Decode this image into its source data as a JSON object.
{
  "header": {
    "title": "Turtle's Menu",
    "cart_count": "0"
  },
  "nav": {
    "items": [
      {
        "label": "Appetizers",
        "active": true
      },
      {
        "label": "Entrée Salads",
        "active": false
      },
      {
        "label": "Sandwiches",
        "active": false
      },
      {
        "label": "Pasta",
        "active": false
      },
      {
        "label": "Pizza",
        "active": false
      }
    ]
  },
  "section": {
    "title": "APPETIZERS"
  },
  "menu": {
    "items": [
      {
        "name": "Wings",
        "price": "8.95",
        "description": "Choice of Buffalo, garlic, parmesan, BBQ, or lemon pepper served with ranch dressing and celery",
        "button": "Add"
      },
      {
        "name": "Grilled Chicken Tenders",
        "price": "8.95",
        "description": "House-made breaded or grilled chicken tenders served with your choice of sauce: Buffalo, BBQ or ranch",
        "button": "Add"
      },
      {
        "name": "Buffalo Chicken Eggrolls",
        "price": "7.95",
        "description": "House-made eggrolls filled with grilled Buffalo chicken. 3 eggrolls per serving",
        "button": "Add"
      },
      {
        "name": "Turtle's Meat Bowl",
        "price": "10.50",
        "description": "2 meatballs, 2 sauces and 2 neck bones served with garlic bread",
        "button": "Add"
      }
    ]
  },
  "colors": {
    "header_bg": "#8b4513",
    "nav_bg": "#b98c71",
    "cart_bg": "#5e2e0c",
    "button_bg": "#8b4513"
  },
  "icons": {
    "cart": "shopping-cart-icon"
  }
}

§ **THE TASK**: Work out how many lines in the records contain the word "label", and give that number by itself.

§ **COMPLETED EXERCISE**: 5